Component data from apps and pages

★ ★ ★ ★

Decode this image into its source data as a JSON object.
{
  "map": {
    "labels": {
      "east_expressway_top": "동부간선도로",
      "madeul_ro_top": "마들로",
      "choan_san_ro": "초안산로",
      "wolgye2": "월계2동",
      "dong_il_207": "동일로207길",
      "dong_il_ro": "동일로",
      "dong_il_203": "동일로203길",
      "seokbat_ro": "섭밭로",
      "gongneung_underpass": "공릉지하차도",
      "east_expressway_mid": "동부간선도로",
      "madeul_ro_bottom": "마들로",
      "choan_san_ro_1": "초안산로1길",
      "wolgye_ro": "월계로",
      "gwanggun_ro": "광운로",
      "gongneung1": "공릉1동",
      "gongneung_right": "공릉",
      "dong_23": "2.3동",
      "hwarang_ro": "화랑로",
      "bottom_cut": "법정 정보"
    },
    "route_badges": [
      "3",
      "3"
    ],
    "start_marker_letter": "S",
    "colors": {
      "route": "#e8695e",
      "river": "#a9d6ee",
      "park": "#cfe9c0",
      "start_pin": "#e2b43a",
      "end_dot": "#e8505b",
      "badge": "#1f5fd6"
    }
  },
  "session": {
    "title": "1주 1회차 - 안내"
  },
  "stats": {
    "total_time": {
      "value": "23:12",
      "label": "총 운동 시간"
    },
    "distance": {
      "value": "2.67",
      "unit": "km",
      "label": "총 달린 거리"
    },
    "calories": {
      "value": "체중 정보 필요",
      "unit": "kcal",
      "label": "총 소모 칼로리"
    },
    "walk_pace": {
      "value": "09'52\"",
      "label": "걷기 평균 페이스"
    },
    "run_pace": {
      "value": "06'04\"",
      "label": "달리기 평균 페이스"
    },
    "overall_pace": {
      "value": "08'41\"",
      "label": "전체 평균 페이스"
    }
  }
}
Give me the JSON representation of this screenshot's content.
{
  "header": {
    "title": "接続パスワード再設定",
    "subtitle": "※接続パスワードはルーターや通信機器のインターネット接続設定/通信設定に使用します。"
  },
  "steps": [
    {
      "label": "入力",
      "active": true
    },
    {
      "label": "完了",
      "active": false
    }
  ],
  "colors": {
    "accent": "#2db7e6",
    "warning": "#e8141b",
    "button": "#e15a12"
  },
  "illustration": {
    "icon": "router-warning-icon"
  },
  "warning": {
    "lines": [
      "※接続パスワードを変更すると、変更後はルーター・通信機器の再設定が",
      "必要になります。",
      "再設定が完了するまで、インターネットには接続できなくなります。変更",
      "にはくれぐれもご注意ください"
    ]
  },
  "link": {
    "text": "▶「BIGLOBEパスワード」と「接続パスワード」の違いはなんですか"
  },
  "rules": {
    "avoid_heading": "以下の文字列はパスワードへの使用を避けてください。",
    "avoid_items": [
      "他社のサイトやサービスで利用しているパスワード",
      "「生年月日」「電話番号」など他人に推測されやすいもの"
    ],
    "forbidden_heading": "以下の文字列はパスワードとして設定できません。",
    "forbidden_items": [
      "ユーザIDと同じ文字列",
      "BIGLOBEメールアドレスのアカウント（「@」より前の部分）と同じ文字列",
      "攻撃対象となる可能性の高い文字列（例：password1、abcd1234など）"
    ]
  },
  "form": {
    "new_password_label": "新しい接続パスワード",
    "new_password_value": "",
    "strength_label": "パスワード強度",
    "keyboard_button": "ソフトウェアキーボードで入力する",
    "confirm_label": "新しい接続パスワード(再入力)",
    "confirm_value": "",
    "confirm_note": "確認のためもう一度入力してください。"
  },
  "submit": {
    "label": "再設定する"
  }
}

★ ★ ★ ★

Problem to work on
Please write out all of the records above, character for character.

Answer to the problem
Decode this image into its source data as a JSON object.
{
  "map": {
    "labels": {
      "east_expressway_top": "동부간선도로",
      "madeul_ro_top": "마들로",
      "choan_san_ro": "초안산로",
      "wolgye2": "월계2동",
      "dong_il_207": "동일로207길",
      "dong_il_ro": "동일로",
      "dong_il_203": "동일로203길",
      "seokbat_ro": "섭밭로",
      "gongneung_underpass": "공릉지하차도",
      "east_expressway_mid": "동부간선도로",
      "madeul_ro_bottom": "마들로",
      "choan_san_ro_1": "초안산로1길",
      "wolgye_ro": "월계로",
      "gwanggun_ro": "광운로",
      "gongneung1": "공릉1동",
      "gongneung_right": "공릉",
      "dong_23": "2.3동",
      "hwarang_ro": "화랑로",
      "bottom_cut": "법정 정보"
    },
    "route_badges": [
      "3",
      "3"
    ],
    "start_marker_letter": "S",
    "colors": {
      "route": "#e8695e",
      "river": "#a9d6ee",
      "park": "#cfe9c0",
      "start_pin": "#e2b43a",
      "end_dot": "#e8505b",
      "badge": "#1f5fd6"
    }
  },
  "session": {
    "title": "1주 1회차 - 안내"
  },
  "stats": {
    "total_time": {
      "value": "23:12",
      "label": "총 운동 시간"
    },
    "distance": {
      "value": "2.67",
      "unit": "km",
      "label": "총 달린 거리"
    },
    "calories": {
      "value": "체중 정보 필요",
      "unit": "kcal",
      "label": "총 소모 칼로리"
    },
    "walk_pace": {
      "value": "09'52\"",
      "label": "걷기 평균 페이스"
    },
    "run_pace": {
      "value": "06'04\"",
      "label": "달리기 평균 페이스"
    },
    "overall_pace": {
      "value": "08'41\"",
      "label": "전체 평균 페이스"
    }
  }
}
Give me the JSON representation of this screenshot's content.
{
  "header": {
    "title": "接続パスワード再設定",
    "subtitle": "※接続パスワードはルーターや通信機器のインターネット接続設定/通信設定に使用します。"
  },
  "steps": [
    {
      "label": "入力",
      "active": true
    },
    {
      "label": "完了",
      "active": false
    }
  ],
  "colors": {
    "accent": "#2db7e6",
    "warning": "#e8141b",
    "button": "#e15a12"
  },
  "illustration": {
    "icon": "router-warning-icon"
  },
  "warning": {
    "lines": [
      "※接続パスワードを変更すると、変更後はルーター・通信機器の再設定が",
      "必要になります。",
      "再設定が完了するまで、インターネットには接続できなくなります。変更",
      "にはくれぐれもご注意ください"
    ]
  },
  "link": {
    "text": "▶「BIGLOBEパスワード」と「接続パスワード」の違いはなんですか"
  },
  "rules": {
    "avoid_heading": "以下の文字列はパスワードへの使用を避けてください。",
    "avoid_items": [
      "他社のサイトやサービスで利用しているパスワード",
      "「生年月日」「電話番号」など他人に推測されやすいもの"
    ],
    "forbidden_heading": "以下の文字列はパスワードとして設定できません。",
    "forbidden_items": [
      "ユーザIDと同じ文字列",
      "BIGLOBEメールアドレスのアカウント（「@」より前の部分）と同じ文字列",
      "攻撃対象となる可能性の高い文字列（例：password1、abcd1234など）"
    ]
  },
  "form": {
    "new_password_label": "新しい接続パスワード",
    "new_password_value": "",
    "strength_label": "パスワード強度",
    "keyboard_button": "ソフトウェアキーボードで入力する",
    "confirm_label": "新しい接続パスワード(再入力)",
    "confirm_value": "",
    "confirm_note": "確認のためもう一度入力してください。"
  },
  "submit": {
    "label": "再設定する"
  }
}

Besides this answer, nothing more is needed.